**WHAT TO PRODUCE:**
For each entry that follows, produce an exact copy.

**AVAILABLE RECORDS:**
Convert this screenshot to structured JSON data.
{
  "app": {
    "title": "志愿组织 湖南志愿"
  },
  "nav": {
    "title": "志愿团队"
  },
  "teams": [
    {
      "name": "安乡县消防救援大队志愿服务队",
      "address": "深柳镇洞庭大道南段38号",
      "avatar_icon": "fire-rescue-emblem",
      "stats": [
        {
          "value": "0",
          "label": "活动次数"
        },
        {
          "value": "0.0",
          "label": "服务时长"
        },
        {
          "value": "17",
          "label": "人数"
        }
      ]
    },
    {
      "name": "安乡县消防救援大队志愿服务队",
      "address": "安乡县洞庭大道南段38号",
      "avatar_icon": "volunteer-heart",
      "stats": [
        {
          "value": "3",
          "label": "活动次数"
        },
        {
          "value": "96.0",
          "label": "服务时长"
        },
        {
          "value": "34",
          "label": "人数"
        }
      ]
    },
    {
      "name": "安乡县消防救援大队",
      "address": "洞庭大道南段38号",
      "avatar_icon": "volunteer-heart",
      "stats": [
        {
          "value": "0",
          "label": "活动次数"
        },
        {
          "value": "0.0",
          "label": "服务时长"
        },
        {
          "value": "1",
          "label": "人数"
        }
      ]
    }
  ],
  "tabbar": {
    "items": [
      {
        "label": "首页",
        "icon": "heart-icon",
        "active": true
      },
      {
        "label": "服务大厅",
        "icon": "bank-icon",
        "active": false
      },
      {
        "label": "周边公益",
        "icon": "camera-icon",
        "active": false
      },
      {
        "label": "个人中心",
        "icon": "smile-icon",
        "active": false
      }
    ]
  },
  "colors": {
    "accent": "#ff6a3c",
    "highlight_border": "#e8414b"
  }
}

**REPLY TO THE EXERCISE:**
Convert this screenshot to structured JSON data.
{
  "app": {
    "title": "志愿组织 湖南志愿"
  },
  "nav": {
    "title": "志愿团队"
  },
  "teams": [
    {
      "name": "安乡县消防救援大队志愿服务队",
      "address": "深柳镇洞庭大道南段38号",
      "avatar_icon": "fire-rescue-emblem",
      "stats": [
        {
          "value": "0",
          "label": "活动次数"
        },
        {
          "value": "0.0",
          "label": "服务时长"
        },
        {
          "value": "17",
          "label": "人数"
        }
      ]
    },
    {
      "name": "安乡县消防救援大队志愿服务队",
      "address": "安乡县洞庭大道南段38号",
      "avatar_icon": "volunteer-heart",
      "stats": [
        {
          "value": "3",
          "label": "活动次数"
        },
        {
          "value": "96.0",
          "label": "服务时长"
        },
        {
          "value": "34",
          "label": "人数"
        }
      ]
    },
    {
      "name": "安乡县消防救援大队",
      "address": "洞庭大道南段38号",
      "avatar_icon": "volunteer-heart",
      "stats": [
        {
          "value": "0",
          "label": "活动次数"
        },
        {
          "value": "0.0",
          "label": "服务时长"
        },
        {
          "value": "1",
          "label": "人数"
        }
      ]
    }
  ],
  "tabbar": {
    "items": [
      {
        "label": "首页",
        "icon": "heart-icon",
        "active": true
      },
      {
        "label": "服务大厅",
        "icon": "bank-icon",
        "active": false
      },
      {
        "label": "周边公益",
        "icon": "camera-icon",
        "active": false
      },
      {
        "label": "个人中心",
        "icon": "smile-icon",
        "active": false
      }
    ]
  },
  "colors": {
    "accent": "#ff6a3c",
    "highlight_border": "#e8414b"
  }
}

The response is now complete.